Entries provided:
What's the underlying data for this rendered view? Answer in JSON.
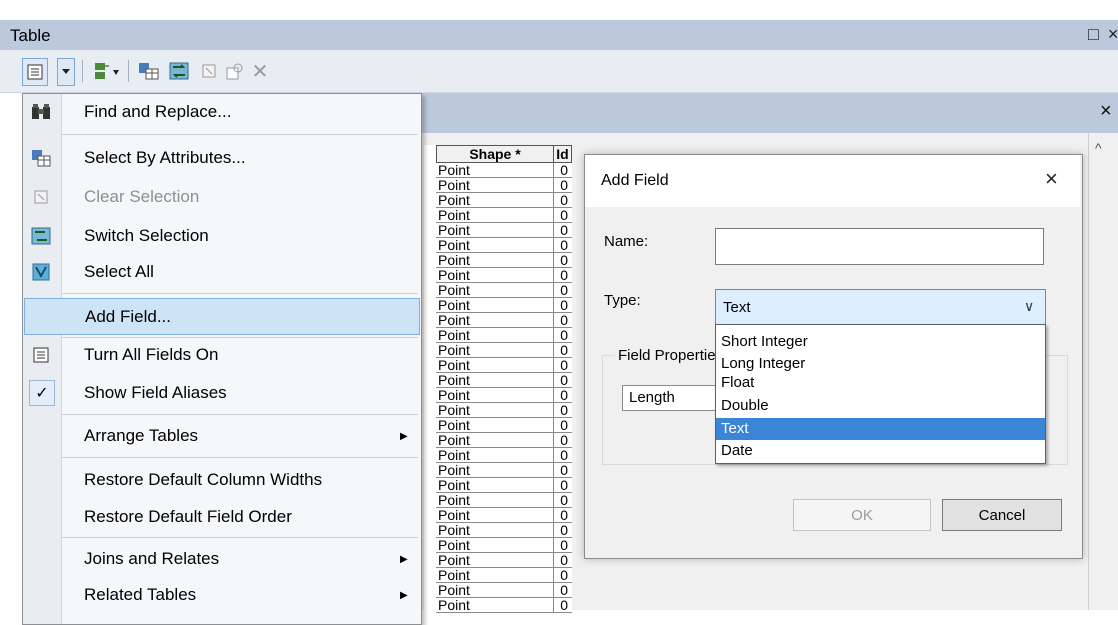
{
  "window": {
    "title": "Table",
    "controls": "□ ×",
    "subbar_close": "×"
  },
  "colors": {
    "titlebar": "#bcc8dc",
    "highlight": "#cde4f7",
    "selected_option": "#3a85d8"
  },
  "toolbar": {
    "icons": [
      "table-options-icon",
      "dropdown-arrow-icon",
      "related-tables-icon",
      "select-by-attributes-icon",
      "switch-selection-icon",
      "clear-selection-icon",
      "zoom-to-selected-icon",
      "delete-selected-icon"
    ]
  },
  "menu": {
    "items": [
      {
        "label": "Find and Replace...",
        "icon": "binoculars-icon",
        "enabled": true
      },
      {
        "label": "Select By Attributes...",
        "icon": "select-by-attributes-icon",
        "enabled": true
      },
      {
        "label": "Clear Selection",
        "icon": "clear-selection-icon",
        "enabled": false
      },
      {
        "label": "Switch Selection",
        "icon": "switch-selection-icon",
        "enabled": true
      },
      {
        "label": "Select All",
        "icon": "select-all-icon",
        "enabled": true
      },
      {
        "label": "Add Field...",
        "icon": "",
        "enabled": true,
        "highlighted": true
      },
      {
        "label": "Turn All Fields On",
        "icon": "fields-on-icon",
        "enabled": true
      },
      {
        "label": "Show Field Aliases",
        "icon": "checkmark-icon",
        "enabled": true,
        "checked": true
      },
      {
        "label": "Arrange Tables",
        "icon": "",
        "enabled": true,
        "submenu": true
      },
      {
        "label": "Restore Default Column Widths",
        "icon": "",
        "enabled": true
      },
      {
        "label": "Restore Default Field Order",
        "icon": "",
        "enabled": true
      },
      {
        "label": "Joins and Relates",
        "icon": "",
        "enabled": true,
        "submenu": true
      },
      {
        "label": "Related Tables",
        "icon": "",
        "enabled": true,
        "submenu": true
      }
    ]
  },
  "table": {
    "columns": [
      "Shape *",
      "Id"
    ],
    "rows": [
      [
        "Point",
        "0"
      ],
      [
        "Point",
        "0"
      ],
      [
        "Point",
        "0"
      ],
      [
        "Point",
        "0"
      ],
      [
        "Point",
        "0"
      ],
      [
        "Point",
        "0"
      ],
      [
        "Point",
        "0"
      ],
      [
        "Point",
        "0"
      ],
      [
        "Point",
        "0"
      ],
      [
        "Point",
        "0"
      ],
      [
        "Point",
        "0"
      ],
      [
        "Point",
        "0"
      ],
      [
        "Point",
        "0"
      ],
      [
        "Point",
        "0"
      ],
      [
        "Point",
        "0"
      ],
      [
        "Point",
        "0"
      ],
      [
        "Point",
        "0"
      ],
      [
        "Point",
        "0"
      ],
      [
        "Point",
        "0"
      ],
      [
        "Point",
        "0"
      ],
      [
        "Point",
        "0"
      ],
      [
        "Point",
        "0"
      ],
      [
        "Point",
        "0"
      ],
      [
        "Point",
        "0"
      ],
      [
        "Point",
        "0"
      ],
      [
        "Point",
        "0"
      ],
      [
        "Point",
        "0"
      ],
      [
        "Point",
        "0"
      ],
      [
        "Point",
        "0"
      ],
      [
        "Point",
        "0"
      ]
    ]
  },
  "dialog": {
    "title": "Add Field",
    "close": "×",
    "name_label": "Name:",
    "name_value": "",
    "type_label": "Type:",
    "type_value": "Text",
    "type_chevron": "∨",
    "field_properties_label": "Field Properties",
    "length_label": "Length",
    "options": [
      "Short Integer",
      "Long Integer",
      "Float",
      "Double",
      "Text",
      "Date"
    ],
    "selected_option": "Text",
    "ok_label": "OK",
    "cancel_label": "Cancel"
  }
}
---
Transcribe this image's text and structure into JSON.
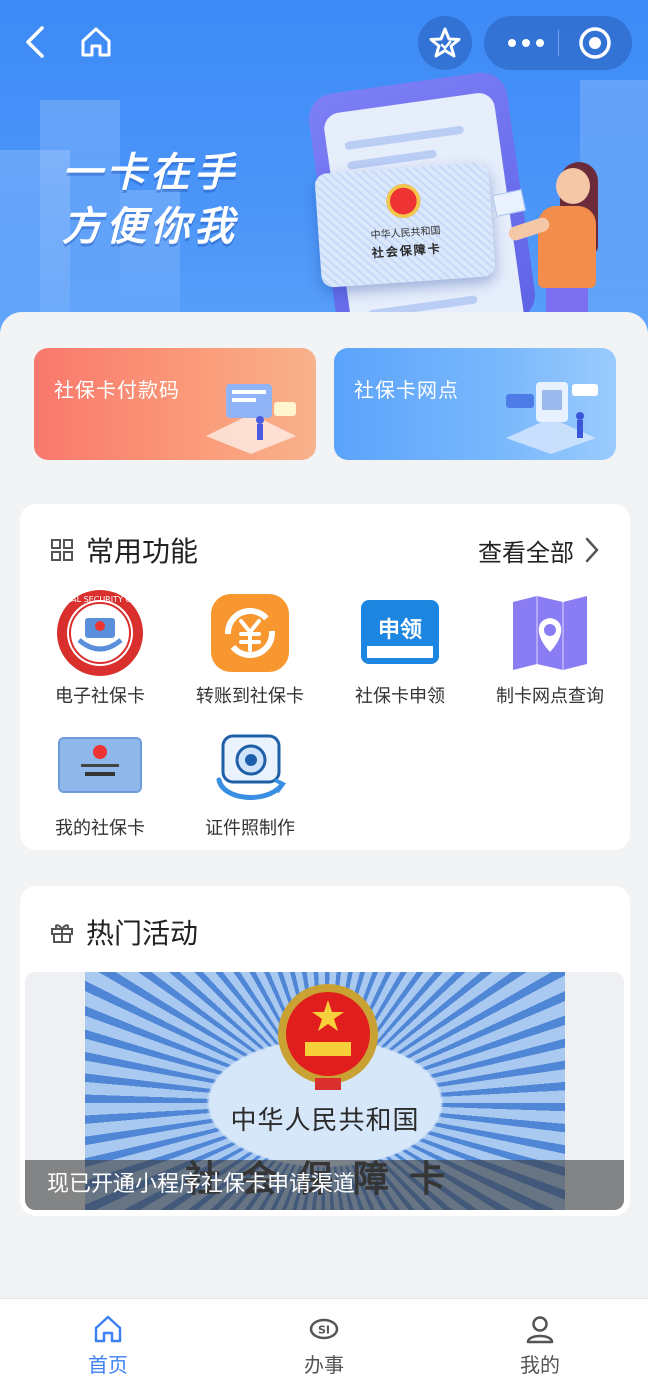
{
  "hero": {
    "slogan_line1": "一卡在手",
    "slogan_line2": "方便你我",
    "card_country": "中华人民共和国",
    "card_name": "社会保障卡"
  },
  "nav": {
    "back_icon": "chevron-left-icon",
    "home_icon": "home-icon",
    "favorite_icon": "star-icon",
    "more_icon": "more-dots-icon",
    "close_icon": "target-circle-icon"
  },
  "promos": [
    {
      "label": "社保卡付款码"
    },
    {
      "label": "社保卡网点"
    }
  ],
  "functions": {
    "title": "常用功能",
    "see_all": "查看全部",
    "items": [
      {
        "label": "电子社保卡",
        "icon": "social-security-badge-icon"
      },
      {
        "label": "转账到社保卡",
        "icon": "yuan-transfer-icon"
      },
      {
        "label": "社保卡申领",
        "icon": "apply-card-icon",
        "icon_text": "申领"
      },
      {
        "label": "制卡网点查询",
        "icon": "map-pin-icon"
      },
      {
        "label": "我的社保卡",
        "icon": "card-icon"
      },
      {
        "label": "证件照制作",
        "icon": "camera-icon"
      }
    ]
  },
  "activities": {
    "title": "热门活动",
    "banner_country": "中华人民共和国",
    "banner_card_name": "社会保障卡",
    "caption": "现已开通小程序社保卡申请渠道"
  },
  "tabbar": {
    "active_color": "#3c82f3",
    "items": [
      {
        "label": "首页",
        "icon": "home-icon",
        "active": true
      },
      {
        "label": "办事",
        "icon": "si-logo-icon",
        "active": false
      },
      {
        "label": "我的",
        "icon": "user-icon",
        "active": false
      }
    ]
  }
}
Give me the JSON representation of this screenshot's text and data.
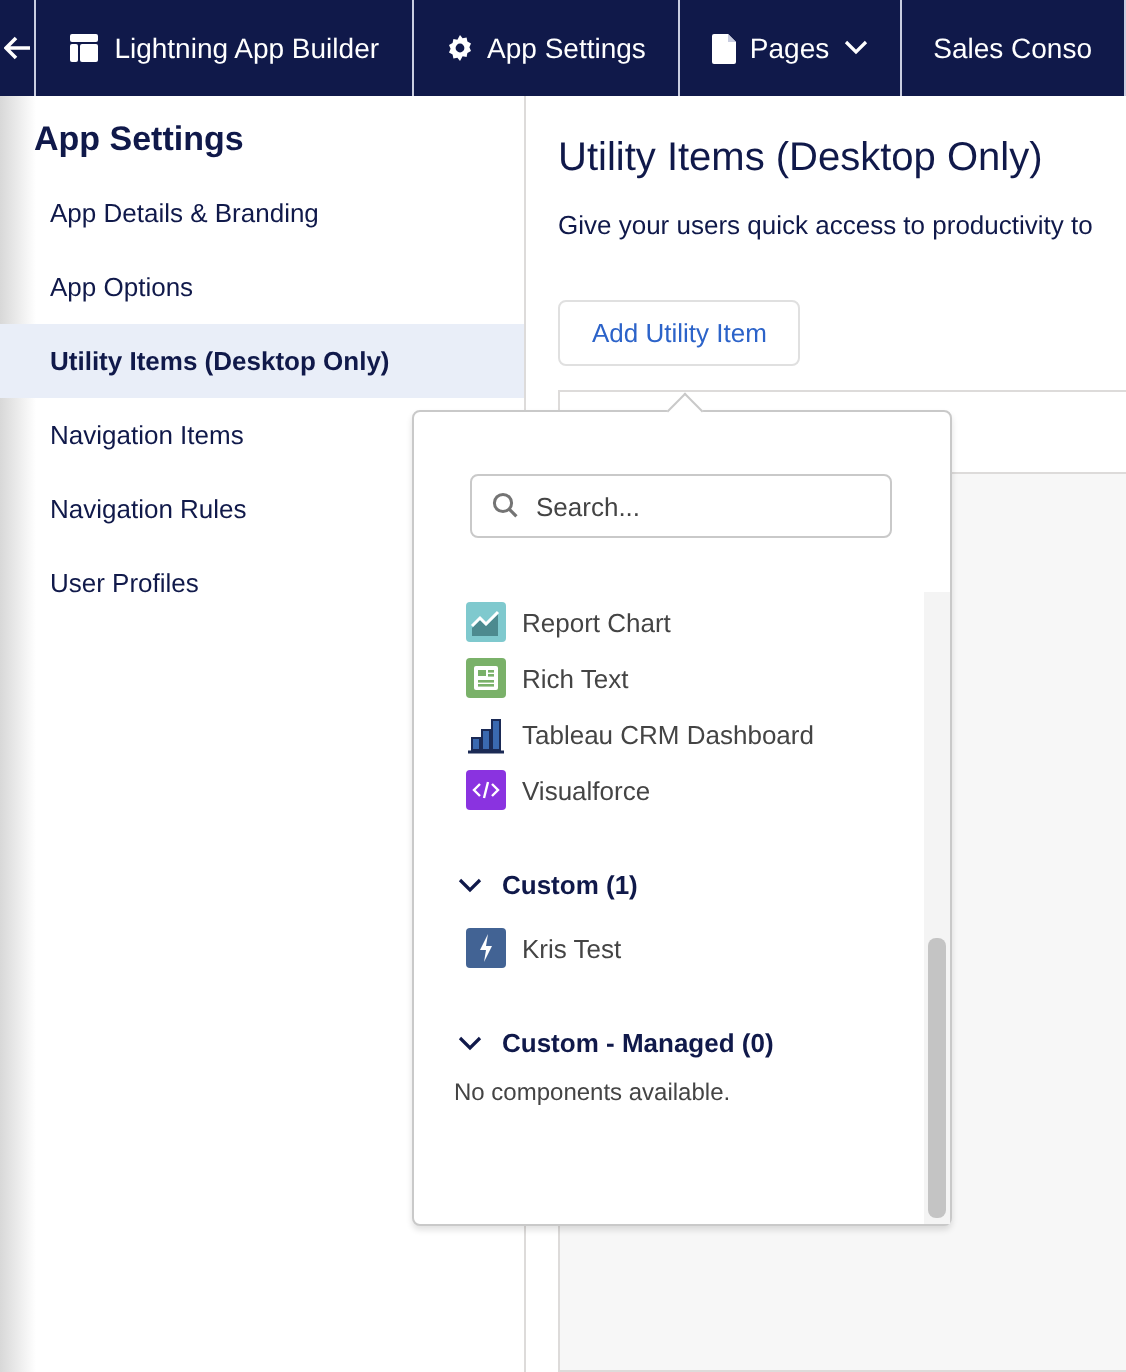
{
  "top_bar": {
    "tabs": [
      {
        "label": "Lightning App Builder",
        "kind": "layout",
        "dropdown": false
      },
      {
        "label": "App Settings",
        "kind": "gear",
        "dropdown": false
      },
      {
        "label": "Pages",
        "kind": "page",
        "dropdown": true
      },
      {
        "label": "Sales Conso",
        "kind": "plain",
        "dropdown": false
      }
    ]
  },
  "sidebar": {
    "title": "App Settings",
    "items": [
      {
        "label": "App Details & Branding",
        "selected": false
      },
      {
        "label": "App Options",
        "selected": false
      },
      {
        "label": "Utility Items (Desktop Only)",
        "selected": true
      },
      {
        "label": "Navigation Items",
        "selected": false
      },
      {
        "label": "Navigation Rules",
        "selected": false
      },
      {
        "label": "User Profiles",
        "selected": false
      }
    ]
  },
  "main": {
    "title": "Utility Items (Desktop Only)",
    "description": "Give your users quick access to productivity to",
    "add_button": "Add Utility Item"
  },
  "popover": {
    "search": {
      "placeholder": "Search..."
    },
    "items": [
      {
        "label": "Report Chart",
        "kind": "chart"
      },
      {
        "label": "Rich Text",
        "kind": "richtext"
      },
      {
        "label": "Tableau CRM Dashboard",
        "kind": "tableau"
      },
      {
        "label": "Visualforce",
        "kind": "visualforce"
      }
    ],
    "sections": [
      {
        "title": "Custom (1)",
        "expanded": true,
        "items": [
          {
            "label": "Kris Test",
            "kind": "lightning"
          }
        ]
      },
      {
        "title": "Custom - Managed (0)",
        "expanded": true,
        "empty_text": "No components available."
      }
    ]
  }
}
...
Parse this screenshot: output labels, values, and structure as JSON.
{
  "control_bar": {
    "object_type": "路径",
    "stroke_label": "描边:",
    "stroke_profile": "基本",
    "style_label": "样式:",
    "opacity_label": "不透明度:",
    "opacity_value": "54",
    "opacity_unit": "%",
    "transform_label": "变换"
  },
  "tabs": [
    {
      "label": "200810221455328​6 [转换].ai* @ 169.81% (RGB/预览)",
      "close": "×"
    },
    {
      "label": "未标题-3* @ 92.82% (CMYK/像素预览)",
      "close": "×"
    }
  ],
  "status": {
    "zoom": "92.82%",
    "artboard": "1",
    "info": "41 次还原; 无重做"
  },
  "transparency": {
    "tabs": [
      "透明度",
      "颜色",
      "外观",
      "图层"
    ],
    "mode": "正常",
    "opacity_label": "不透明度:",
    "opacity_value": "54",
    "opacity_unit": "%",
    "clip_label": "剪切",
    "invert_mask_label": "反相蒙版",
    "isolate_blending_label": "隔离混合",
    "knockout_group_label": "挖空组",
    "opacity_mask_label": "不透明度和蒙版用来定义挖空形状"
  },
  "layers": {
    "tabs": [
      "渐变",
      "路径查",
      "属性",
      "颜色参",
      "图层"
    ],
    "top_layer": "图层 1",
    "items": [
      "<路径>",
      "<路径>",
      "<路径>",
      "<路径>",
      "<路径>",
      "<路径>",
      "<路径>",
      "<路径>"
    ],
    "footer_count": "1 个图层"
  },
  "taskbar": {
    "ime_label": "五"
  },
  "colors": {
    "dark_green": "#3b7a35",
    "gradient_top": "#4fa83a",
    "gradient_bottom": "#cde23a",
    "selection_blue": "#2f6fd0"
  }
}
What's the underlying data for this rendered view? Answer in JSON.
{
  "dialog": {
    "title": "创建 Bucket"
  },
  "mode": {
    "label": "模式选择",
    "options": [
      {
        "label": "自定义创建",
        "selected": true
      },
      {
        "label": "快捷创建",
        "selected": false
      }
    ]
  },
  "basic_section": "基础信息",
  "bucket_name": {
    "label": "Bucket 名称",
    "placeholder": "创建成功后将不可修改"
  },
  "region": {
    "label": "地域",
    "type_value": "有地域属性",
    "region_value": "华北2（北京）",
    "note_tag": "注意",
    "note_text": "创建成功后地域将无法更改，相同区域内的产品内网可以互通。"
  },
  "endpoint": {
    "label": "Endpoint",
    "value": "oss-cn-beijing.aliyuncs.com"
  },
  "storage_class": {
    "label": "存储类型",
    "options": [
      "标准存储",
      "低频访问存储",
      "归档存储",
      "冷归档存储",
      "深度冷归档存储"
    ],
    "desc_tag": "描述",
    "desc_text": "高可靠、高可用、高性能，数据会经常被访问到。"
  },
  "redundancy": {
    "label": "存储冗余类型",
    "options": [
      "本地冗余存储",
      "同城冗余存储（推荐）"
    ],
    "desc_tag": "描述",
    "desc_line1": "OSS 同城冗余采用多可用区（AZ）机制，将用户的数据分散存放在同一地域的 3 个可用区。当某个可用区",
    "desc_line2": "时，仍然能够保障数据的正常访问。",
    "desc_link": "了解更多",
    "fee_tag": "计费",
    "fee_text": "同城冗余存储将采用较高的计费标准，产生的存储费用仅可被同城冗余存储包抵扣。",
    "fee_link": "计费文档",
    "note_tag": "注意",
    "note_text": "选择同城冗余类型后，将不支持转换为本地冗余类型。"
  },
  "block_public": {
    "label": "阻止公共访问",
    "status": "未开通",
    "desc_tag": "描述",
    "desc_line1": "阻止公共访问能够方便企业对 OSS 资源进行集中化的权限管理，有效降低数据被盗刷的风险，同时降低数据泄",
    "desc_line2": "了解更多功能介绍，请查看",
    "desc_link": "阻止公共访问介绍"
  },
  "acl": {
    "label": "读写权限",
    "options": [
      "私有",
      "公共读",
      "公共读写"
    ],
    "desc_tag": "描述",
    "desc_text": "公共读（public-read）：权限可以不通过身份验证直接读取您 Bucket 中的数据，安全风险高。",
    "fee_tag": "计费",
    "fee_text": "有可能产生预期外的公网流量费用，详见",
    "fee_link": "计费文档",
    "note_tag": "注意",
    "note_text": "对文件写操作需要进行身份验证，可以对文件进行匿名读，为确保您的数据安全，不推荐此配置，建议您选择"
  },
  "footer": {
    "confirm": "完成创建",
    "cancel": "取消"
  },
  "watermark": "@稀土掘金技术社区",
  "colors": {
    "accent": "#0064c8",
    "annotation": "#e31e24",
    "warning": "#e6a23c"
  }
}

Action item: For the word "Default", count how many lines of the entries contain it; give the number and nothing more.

Solution: 2